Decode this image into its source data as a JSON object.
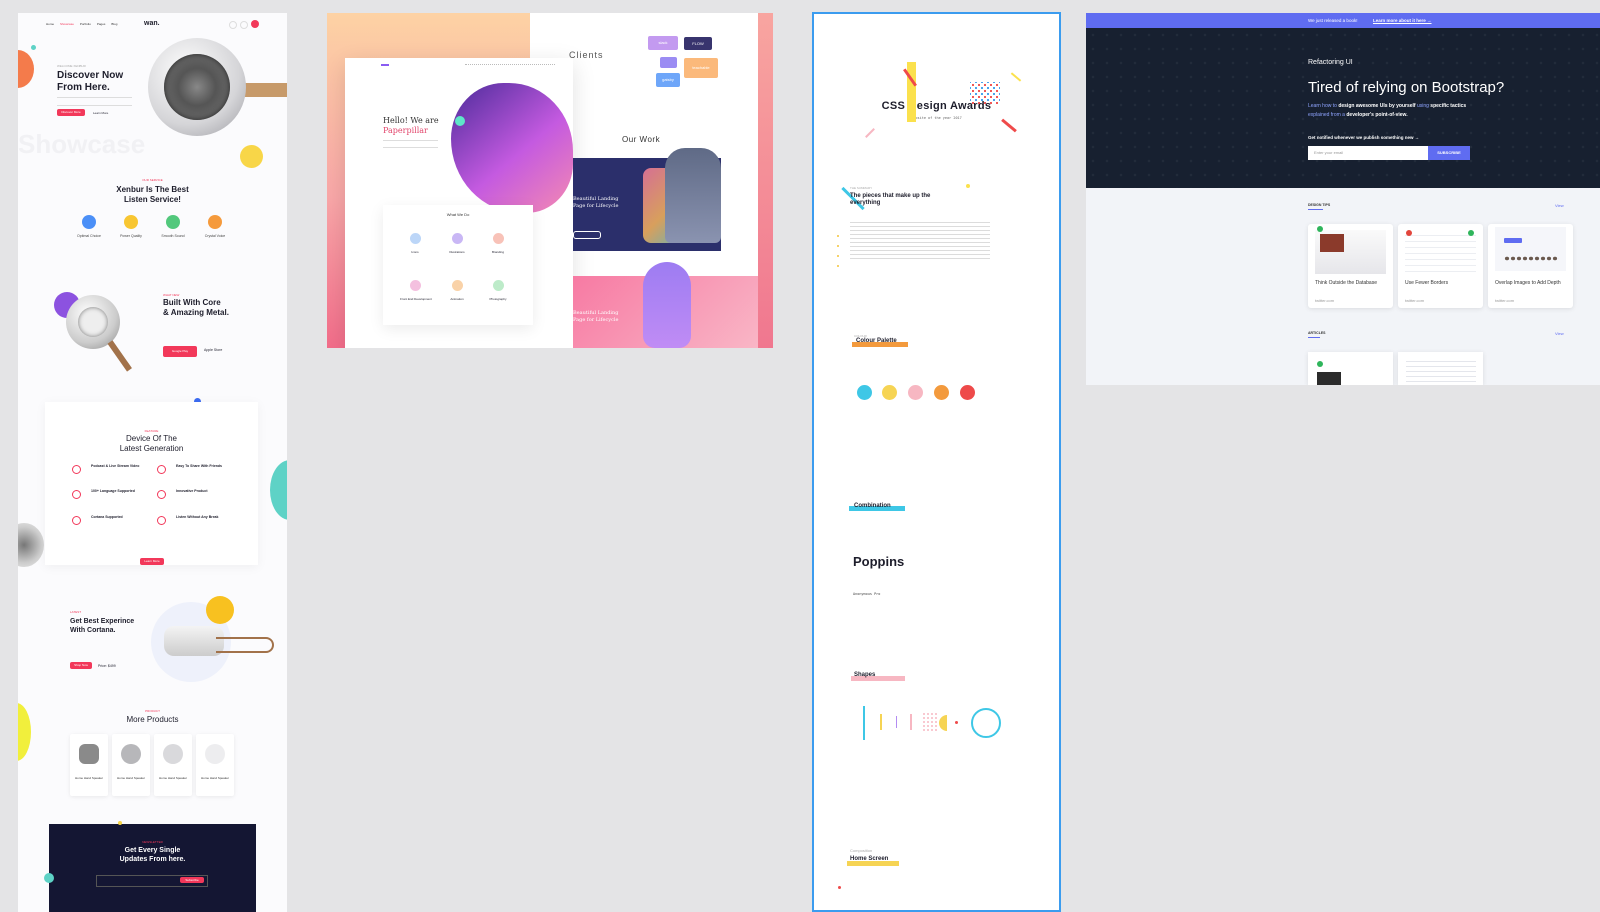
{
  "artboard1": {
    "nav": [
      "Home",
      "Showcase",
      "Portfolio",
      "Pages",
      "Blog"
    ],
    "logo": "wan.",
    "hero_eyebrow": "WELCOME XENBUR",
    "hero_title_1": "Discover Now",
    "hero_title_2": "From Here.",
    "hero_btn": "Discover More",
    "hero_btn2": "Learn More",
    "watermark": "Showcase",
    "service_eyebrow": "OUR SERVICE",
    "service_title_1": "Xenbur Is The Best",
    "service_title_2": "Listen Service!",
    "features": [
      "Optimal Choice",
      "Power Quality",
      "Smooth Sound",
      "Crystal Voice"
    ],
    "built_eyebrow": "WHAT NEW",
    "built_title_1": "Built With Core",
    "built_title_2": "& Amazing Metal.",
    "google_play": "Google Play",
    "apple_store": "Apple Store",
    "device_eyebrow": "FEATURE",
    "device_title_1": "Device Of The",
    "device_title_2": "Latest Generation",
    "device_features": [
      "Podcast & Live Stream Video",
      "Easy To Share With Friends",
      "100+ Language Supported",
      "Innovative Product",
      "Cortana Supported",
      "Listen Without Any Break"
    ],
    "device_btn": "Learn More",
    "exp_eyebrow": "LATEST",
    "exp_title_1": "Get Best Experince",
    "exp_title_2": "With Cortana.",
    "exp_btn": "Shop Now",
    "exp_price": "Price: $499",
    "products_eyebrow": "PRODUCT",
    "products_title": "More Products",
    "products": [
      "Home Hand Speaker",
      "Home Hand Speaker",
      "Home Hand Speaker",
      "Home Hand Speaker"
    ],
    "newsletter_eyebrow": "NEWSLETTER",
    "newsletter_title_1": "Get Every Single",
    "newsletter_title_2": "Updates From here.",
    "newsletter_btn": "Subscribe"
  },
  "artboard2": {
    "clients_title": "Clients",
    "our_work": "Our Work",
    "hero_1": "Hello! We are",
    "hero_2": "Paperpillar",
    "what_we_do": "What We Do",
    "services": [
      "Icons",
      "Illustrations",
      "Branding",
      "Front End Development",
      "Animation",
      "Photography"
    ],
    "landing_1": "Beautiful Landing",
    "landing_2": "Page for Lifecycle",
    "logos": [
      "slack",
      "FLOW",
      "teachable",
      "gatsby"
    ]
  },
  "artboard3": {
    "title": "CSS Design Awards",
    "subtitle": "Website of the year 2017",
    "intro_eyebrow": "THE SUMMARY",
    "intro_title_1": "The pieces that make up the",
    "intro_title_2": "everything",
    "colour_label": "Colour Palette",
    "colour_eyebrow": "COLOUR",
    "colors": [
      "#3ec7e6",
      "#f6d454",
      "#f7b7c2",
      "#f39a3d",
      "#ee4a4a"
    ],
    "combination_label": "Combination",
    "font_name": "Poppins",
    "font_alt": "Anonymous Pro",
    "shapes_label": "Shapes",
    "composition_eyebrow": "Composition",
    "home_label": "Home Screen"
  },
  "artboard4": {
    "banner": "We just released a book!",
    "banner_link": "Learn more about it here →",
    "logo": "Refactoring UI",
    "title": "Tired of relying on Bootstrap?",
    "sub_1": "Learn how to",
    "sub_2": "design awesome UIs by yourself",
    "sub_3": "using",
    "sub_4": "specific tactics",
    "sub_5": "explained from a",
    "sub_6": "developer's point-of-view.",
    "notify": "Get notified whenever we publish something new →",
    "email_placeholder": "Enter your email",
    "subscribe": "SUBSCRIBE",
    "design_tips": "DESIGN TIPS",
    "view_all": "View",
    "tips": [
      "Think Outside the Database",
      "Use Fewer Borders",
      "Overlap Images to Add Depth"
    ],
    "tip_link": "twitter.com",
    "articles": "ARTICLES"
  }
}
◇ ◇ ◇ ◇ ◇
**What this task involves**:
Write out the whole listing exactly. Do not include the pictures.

**Answer to this task**:
Decode this image into its source data as a JSON object.
{
  "artboard1": {
    "nav": [
      "Home",
      "Showcase",
      "Portfolio",
      "Pages",
      "Blog"
    ],
    "logo": "wan.",
    "hero_eyebrow": "WELCOME XENBUR",
    "hero_title_1": "Discover Now",
    "hero_title_2": "From Here.",
    "hero_btn": "Discover More",
    "hero_btn2": "Learn More",
    "watermark": "Showcase",
    "service_eyebrow": "OUR SERVICE",
    "service_title_1": "Xenbur Is The Best",
    "service_title_2": "Listen Service!",
    "features": [
      "Optimal Choice",
      "Power Quality",
      "Smooth Sound",
      "Crystal Voice"
    ],
    "built_eyebrow": "WHAT NEW",
    "built_title_1": "Built With Core",
    "built_title_2": "& Amazing Metal.",
    "google_play": "Google Play",
    "apple_store": "Apple Store",
    "device_eyebrow": "FEATURE",
    "device_title_1": "Device Of The",
    "device_title_2": "Latest Generation",
    "device_features": [
      "Podcast & Live Stream Video",
      "Easy To Share With Friends",
      "100+ Language Supported",
      "Innovative Product",
      "Cortana Supported",
      "Listen Without Any Break"
    ],
    "device_btn": "Learn More",
    "exp_eyebrow": "LATEST",
    "exp_title_1": "Get Best Experince",
    "exp_title_2": "With Cortana.",
    "exp_btn": "Shop Now",
    "exp_price": "Price: $499",
    "products_eyebrow": "PRODUCT",
    "products_title": "More Products",
    "products": [
      "Home Hand Speaker",
      "Home Hand Speaker",
      "Home Hand Speaker",
      "Home Hand Speaker"
    ],
    "newsletter_eyebrow": "NEWSLETTER",
    "newsletter_title_1": "Get Every Single",
    "newsletter_title_2": "Updates From here.",
    "newsletter_btn": "Subscribe"
  },
  "artboard2": {
    "clients_title": "Clients",
    "our_work": "Our Work",
    "hero_1": "Hello! We are",
    "hero_2": "Paperpillar",
    "what_we_do": "What We Do",
    "services": [
      "Icons",
      "Illustrations",
      "Branding",
      "Front End Development",
      "Animation",
      "Photography"
    ],
    "landing_1": "Beautiful Landing",
    "landing_2": "Page for Lifecycle",
    "logos": [
      "slack",
      "FLOW",
      "teachable",
      "gatsby"
    ]
  },
  "artboard3": {
    "title": "CSS Design Awards",
    "subtitle": "Website of the year 2017",
    "intro_eyebrow": "THE SUMMARY",
    "intro_title_1": "The pieces that make up the",
    "intro_title_2": "everything",
    "colour_label": "Colour Palette",
    "colour_eyebrow": "COLOUR",
    "colors": [
      "#3ec7e6",
      "#f6d454",
      "#f7b7c2",
      "#f39a3d",
      "#ee4a4a"
    ],
    "combination_label": "Combination",
    "font_name": "Poppins",
    "font_alt": "Anonymous Pro",
    "shapes_label": "Shapes",
    "composition_eyebrow": "Composition",
    "home_label": "Home Screen"
  },
  "artboard4": {
    "banner": "We just released a book!",
    "banner_link": "Learn more about it here →",
    "logo": "Refactoring UI",
    "title": "Tired of relying on Bootstrap?",
    "sub_1": "Learn how to",
    "sub_2": "design awesome UIs by yourself",
    "sub_3": "using",
    "sub_4": "specific tactics",
    "sub_5": "explained from a",
    "sub_6": "developer's point-of-view.",
    "notify": "Get notified whenever we publish something new →",
    "email_placeholder": "Enter your email",
    "subscribe": "SUBSCRIBE",
    "design_tips": "DESIGN TIPS",
    "view_all": "View",
    "tips": [
      "Think Outside the Database",
      "Use Fewer Borders",
      "Overlap Images to Add Depth"
    ],
    "tip_link": "twitter.com",
    "articles": "ARTICLES"
  }
}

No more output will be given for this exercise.